**TASK TO COMPLETE:**
Please print every record below exactly as it appears, but leave out the pictures.

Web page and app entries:
>>>>>
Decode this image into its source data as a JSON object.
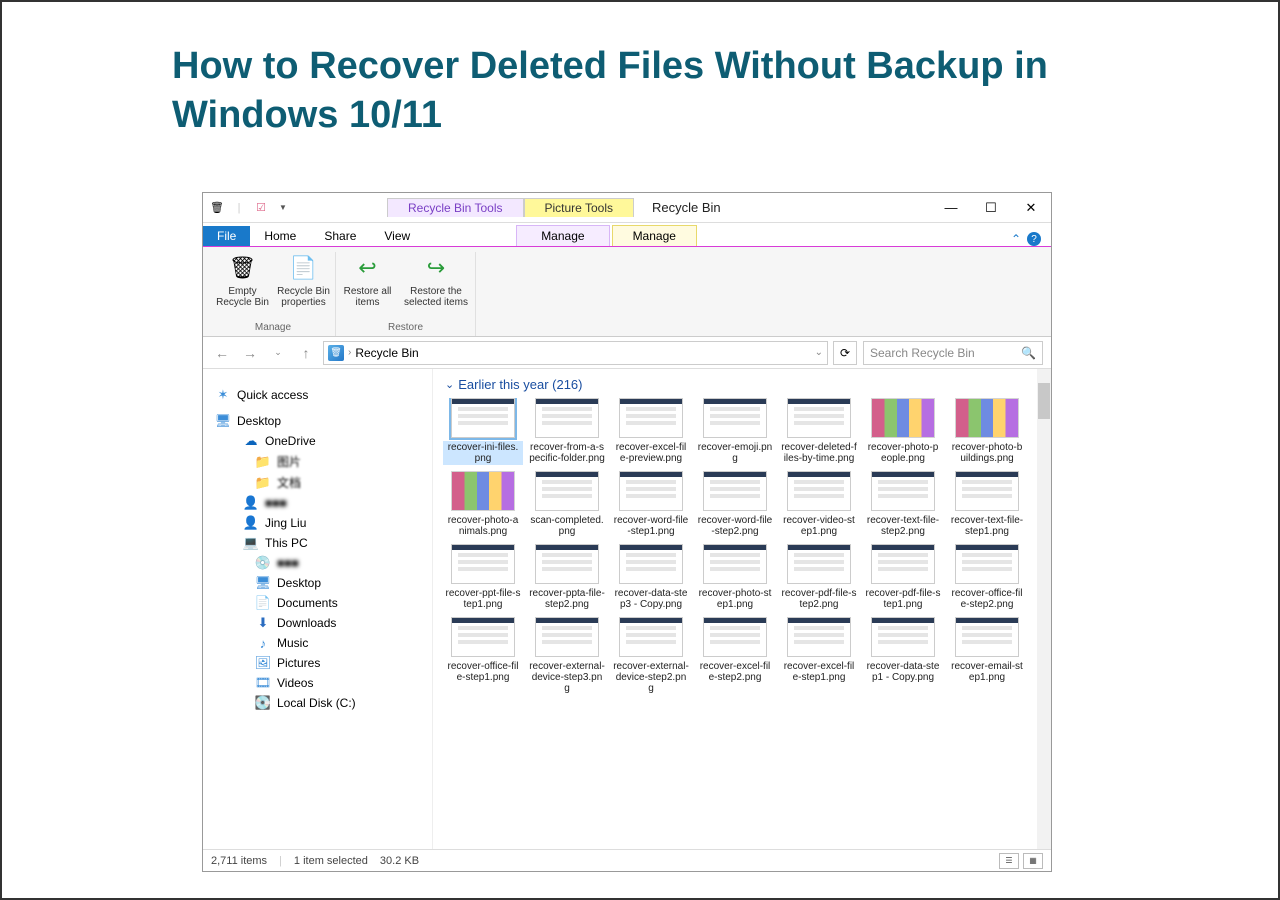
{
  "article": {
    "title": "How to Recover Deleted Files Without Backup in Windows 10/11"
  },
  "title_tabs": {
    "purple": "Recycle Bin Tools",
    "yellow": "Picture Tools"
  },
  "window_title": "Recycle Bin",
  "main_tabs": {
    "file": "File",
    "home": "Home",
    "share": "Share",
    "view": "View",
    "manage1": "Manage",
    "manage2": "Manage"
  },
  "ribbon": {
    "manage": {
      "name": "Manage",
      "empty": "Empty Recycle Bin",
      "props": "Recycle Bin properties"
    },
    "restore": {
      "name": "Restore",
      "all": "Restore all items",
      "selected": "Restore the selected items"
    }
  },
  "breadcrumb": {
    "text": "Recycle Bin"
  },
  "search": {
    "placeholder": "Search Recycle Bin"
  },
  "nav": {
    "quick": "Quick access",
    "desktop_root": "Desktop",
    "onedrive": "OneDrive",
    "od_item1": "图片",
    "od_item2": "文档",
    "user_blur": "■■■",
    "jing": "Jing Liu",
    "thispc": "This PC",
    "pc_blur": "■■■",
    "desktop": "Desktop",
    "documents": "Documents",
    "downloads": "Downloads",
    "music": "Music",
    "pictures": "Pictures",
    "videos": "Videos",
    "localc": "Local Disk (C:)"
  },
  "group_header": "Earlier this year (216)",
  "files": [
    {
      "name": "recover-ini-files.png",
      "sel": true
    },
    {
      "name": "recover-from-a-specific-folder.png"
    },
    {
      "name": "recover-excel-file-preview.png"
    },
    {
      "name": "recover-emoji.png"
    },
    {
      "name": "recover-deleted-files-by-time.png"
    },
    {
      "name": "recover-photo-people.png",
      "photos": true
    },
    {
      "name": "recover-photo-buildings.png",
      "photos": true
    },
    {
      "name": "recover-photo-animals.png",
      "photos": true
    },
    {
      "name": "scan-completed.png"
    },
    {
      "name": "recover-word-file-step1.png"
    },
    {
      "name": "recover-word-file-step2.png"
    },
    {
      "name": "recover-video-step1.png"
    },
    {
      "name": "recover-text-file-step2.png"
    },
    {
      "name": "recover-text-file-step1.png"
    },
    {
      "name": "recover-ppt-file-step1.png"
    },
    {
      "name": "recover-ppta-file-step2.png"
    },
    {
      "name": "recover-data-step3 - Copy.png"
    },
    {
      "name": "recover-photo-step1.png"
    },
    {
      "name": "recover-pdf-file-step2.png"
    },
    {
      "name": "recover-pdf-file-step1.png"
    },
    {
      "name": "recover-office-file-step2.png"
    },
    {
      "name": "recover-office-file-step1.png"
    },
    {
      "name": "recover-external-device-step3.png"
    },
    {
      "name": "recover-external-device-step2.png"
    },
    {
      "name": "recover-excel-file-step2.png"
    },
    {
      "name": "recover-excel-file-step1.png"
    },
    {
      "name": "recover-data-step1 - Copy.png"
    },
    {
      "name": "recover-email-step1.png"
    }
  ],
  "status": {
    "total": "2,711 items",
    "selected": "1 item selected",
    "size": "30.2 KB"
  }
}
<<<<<
**FINISHED TASK:**
Decode this image into its source data as a JSON object.
{
  "article": {
    "title": "How to Recover Deleted Files Without Backup in Windows 10/11"
  },
  "title_tabs": {
    "purple": "Recycle Bin Tools",
    "yellow": "Picture Tools"
  },
  "window_title": "Recycle Bin",
  "main_tabs": {
    "file": "File",
    "home": "Home",
    "share": "Share",
    "view": "View",
    "manage1": "Manage",
    "manage2": "Manage"
  },
  "ribbon": {
    "manage": {
      "name": "Manage",
      "empty": "Empty Recycle Bin",
      "props": "Recycle Bin properties"
    },
    "restore": {
      "name": "Restore",
      "all": "Restore all items",
      "selected": "Restore the selected items"
    }
  },
  "breadcrumb": {
    "text": "Recycle Bin"
  },
  "search": {
    "placeholder": "Search Recycle Bin"
  },
  "nav": {
    "quick": "Quick access",
    "desktop_root": "Desktop",
    "onedrive": "OneDrive",
    "od_item1": "图片",
    "od_item2": "文档",
    "user_blur": "■■■",
    "jing": "Jing Liu",
    "thispc": "This PC",
    "pc_blur": "■■■",
    "desktop": "Desktop",
    "documents": "Documents",
    "downloads": "Downloads",
    "music": "Music",
    "pictures": "Pictures",
    "videos": "Videos",
    "localc": "Local Disk (C:)"
  },
  "group_header": "Earlier this year (216)",
  "files": [
    {
      "name": "recover-ini-files.png",
      "sel": true
    },
    {
      "name": "recover-from-a-specific-folder.png"
    },
    {
      "name": "recover-excel-file-preview.png"
    },
    {
      "name": "recover-emoji.png"
    },
    {
      "name": "recover-deleted-files-by-time.png"
    },
    {
      "name": "recover-photo-people.png",
      "photos": true
    },
    {
      "name": "recover-photo-buildings.png",
      "photos": true
    },
    {
      "name": "recover-photo-animals.png",
      "photos": true
    },
    {
      "name": "scan-completed.png"
    },
    {
      "name": "recover-word-file-step1.png"
    },
    {
      "name": "recover-word-file-step2.png"
    },
    {
      "name": "recover-video-step1.png"
    },
    {
      "name": "recover-text-file-step2.png"
    },
    {
      "name": "recover-text-file-step1.png"
    },
    {
      "name": "recover-ppt-file-step1.png"
    },
    {
      "name": "recover-ppta-file-step2.png"
    },
    {
      "name": "recover-data-step3 - Copy.png"
    },
    {
      "name": "recover-photo-step1.png"
    },
    {
      "name": "recover-pdf-file-step2.png"
    },
    {
      "name": "recover-pdf-file-step1.png"
    },
    {
      "name": "recover-office-file-step2.png"
    },
    {
      "name": "recover-office-file-step1.png"
    },
    {
      "name": "recover-external-device-step3.png"
    },
    {
      "name": "recover-external-device-step2.png"
    },
    {
      "name": "recover-excel-file-step2.png"
    },
    {
      "name": "recover-excel-file-step1.png"
    },
    {
      "name": "recover-data-step1 - Copy.png"
    },
    {
      "name": "recover-email-step1.png"
    }
  ],
  "status": {
    "total": "2,711 items",
    "selected": "1 item selected",
    "size": "30.2 KB"
  }
}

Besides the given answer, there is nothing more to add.